Megi is now a typhoon in the western Pacific Ocean, around 800 miles east-southeast of Taipei, Taiwan.
A recent flurry of typhoons in the western Pacific has been very unnerving for residents of Taiwan and the northern Philippines, and it looks like yet another threat is looming.
Conditions are favorable for Megi to gain strength, and it will be steered in the general direction of Taiwan early next week.
According to the Joint Typhoon Warning Center, Megi will be steered toward the west-northwest and then the northwest around the southern periphery of a subtropical ridge.
The atmospheric and oceanic environments are favorable for this tropical system to develop and intensify. Wind shear is light and ocean temperatures are in the mid-80s.
This track should take Megi toward Taiwan early next week. The forecast from the Joint Typhoon Warning Center indicates that Megi could make landfall in southern Taiwan on Monday night or early Tuesday (EDT).
Megi has become a typhoon, and the forecast is for it to become equivalent to Category 2 or 3 hurricane in strength. Mainland China could also feel impacts from Megi by midweek.
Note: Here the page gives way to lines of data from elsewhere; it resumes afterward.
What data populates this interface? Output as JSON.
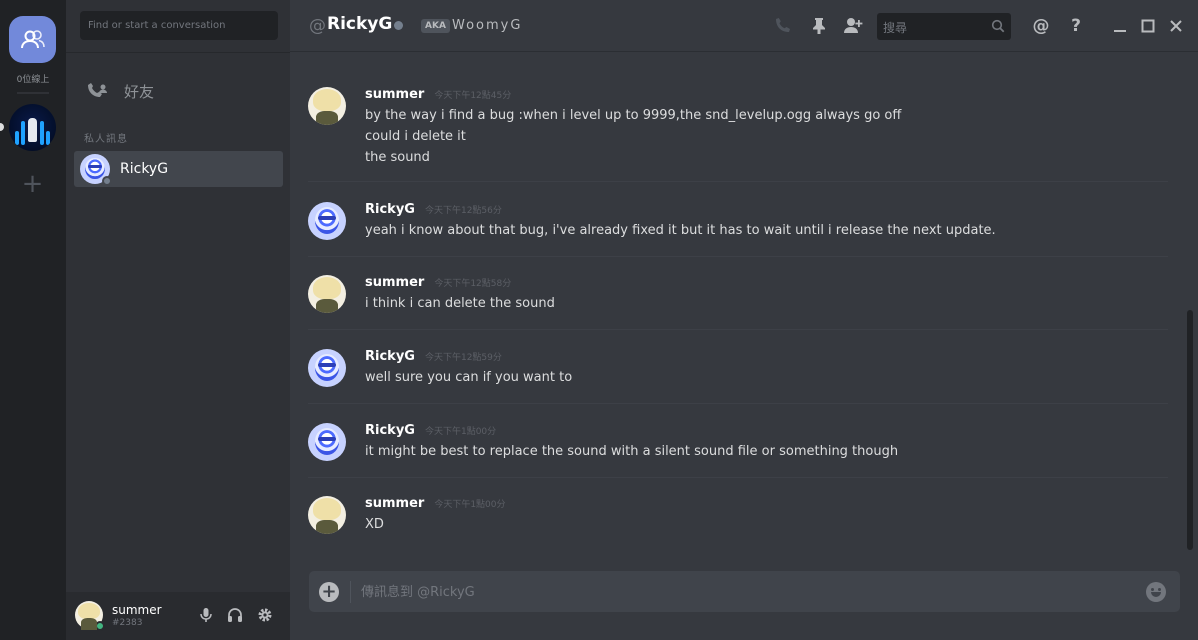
{
  "rail": {
    "online_label": "0位線上",
    "home_icon": "friends-icon",
    "add_server_label": "+"
  },
  "sidebar": {
    "search_placeholder": "Find or start a conversation",
    "friends_label": "好友",
    "dm_header": "私人訊息",
    "dms": [
      {
        "name": "RickyG",
        "status_color": "#747f8d"
      }
    ]
  },
  "user_panel": {
    "username": "summer",
    "tag": "#2383",
    "status_color": "#43b581"
  },
  "header": {
    "at_symbol": "@",
    "recipient": "RickyG",
    "aka_badge": "AKA",
    "nickname": "WoomyG",
    "search_placeholder": "搜尋"
  },
  "messages": [
    {
      "author": "summer",
      "avatar": "summer",
      "timestamp": "今天下午12點45分",
      "lines": [
        "by the way i find a bug :when i level up to 9999,the snd_levelup.ogg always go off",
        "could i delete it",
        "the sound"
      ]
    },
    {
      "author": "RickyG",
      "avatar": "ricky",
      "timestamp": "今天下午12點56分",
      "lines": [
        "yeah i know about that bug, i've already fixed it but it has to wait until i release the next update."
      ]
    },
    {
      "author": "summer",
      "avatar": "summer",
      "timestamp": "今天下午12點58分",
      "lines": [
        "i think i can delete the sound"
      ]
    },
    {
      "author": "RickyG",
      "avatar": "ricky",
      "timestamp": "今天下午12點59分",
      "lines": [
        "well sure you can if you want to"
      ]
    },
    {
      "author": "RickyG",
      "avatar": "ricky",
      "timestamp": "今天下午1點00分",
      "lines": [
        "it might be best to replace the sound with a silent sound file or something though"
      ]
    },
    {
      "author": "summer",
      "avatar": "summer",
      "timestamp": "今天下午1點00分",
      "lines": [
        "XD"
      ]
    }
  ],
  "composer": {
    "placeholder": "傳訊息到 @RickyG"
  },
  "colors": {
    "accent": "#7289da",
    "background": "#36393f",
    "sidebar": "#2f3136",
    "rail": "#202225"
  }
}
It looks like it will move along at a steady pace. All interests in these areas should become aware of the situation and make preparations if necessary.